As it expands, the US Space Force needs to address specific training requirements.
UK vows to defend itself against Russian and Chinese space threats
Should a future conflict transition from conventional warfare to involve the space domain, the UK must be able to ‘protect and if necessary defend our critical national interests,’ the RAF Chief of Air Staff has said.
Pointing to China and Russia’s development of anti-satellite capabilities, including Moscow’s COSMOS 2542 and COSMOS 2543 on-orbit tests, Air Chf Mshl Sir Mike Wigston told a Defence Space 2020 virtual audience that ‘actions like this’ threaten peace and ‘risk creating debris’ which could harm the safe use of satellites.
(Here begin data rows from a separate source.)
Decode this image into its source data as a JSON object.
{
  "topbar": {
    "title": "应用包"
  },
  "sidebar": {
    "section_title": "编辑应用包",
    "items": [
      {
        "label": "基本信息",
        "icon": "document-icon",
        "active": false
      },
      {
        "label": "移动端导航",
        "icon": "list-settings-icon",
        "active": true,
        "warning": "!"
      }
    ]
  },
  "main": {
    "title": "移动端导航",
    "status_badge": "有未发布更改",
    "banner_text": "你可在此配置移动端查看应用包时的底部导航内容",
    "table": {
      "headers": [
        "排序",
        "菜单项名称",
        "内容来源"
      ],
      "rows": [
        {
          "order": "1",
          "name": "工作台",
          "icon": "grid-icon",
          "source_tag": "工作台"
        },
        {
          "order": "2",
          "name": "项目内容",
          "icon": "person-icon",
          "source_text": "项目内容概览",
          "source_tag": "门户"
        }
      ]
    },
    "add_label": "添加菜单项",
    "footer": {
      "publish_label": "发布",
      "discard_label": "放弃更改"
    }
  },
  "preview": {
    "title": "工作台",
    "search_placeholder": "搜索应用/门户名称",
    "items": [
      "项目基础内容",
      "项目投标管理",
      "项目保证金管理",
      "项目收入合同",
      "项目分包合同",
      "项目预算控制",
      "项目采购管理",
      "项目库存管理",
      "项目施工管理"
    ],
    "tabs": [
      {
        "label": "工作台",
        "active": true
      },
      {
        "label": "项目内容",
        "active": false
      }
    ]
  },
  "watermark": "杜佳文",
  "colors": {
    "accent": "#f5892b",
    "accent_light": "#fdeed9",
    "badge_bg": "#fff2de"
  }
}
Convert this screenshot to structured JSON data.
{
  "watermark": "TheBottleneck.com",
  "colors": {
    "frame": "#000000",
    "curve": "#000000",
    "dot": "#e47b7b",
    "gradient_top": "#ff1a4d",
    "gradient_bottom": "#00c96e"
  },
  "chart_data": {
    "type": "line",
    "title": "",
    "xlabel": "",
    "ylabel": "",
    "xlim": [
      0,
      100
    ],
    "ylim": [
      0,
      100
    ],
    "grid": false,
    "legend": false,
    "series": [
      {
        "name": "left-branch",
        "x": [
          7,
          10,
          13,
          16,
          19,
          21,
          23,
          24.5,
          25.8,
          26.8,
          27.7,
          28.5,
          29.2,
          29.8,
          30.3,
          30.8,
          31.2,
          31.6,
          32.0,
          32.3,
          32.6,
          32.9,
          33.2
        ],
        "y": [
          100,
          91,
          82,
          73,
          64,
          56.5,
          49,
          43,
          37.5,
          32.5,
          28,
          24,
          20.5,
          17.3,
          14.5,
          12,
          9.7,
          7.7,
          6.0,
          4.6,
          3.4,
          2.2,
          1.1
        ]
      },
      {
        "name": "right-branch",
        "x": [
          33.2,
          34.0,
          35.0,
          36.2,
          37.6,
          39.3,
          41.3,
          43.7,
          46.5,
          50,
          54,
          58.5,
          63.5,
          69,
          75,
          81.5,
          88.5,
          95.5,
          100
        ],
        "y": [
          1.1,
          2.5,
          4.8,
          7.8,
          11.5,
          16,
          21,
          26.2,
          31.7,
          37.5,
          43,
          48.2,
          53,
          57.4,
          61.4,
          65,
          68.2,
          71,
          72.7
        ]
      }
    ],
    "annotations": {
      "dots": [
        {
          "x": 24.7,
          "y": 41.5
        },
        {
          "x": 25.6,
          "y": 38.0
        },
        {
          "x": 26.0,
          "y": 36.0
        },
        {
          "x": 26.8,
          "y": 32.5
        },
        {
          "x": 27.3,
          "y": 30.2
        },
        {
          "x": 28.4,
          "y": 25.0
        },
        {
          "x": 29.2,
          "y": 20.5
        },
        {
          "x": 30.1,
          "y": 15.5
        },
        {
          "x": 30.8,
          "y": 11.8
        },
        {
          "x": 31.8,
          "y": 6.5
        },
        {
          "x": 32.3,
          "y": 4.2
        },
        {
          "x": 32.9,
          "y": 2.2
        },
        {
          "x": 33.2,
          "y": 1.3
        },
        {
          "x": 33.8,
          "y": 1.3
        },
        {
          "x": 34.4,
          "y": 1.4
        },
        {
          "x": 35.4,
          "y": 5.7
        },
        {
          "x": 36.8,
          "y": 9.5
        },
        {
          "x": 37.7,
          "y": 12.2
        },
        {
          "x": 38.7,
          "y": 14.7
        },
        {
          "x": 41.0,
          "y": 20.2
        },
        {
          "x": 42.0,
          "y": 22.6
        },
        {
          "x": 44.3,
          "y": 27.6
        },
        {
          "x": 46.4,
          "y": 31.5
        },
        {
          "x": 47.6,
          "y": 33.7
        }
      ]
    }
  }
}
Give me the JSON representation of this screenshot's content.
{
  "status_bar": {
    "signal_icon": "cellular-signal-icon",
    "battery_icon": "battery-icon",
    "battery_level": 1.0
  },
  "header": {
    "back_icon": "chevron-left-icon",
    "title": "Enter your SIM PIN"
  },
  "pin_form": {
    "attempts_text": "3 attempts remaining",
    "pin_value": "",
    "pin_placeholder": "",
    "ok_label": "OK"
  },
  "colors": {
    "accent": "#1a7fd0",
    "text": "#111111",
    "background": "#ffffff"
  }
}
His perspective echoed that of US Space Command, which has accused Russia of acting irresponsibly by conducting manoeuvres with its COSMOS 2542 and COSMOS 2543 satellites near USA 245/KH11 – a satellite belonging to the National Reconnaissance Office.
Wigston added that China wants to become the ‘world’s pre-eminent space power by 2045’, suggesting that Beijing’s accumulation of cyber, electromagnetic and kinetic systems could prove threatening to other space operators.
‘Just as we protect and control the skies, we must protect the security of the space domain, not only for our access to those vital space-based services, but also to protect and enable multi-domain activity by land, sea, air and cyberspace,’ Wigston explained.
He spoke of three areas that the UK will focus on to address space-based threats and counter state-led, adversarial activities: contributing to the making and observance of new international laws; building a collective understanding of risk; and ‘reinforcing responsible behaviours’ through international partnerships.
Wigston referred to a UK-sponsored draft resolution on ‘Reducing Space Threats through Norms, Rules and Principles of Responsible Behaviours’ that was approved by the UN General Assembly on 6 November. This resolution will allow national actors to create a ‘more secure space environment', he said.
Committing to increasing international partnerships has already led to the UK’s participation in the US-led Operation Olympic Defender – a coalition first announced in July 2019 and which holds the primary ambition of strengthening deterrence against hostile actors in space.
Wigston said the UK is also continuing to work with NATO on the alliance's 'Initial Implementation Plan for Space as an Operational Domain', although he did not share any additional details about the programme itself or the UK’s role within it.
Progress has, however, been made with respect to improving situational awareness in space courtesy of the AURORA cloud-based system, while Wigston noted that the ambition of creating a sovereign low-Earth constellation of small satellites under the ARTEMIS programme has reached an ‘understanding key requirements’ with industry stage.
A constellation of six LEO satellites should support the intelligence-gathering requirements of joint forces conducting multi-domain operations around the world.
Japan is exploring sophisticated technologies that will extend the life of satellites already in orbit.
Australia is demanding a sovereign SATCOM capability to wean itself off reliance on foreign powers.
A US-owned Israeli firm is developing a logistical solution to avoid the problem of drift orbit.
Why has the space domain become so important and moved up the defence agenda?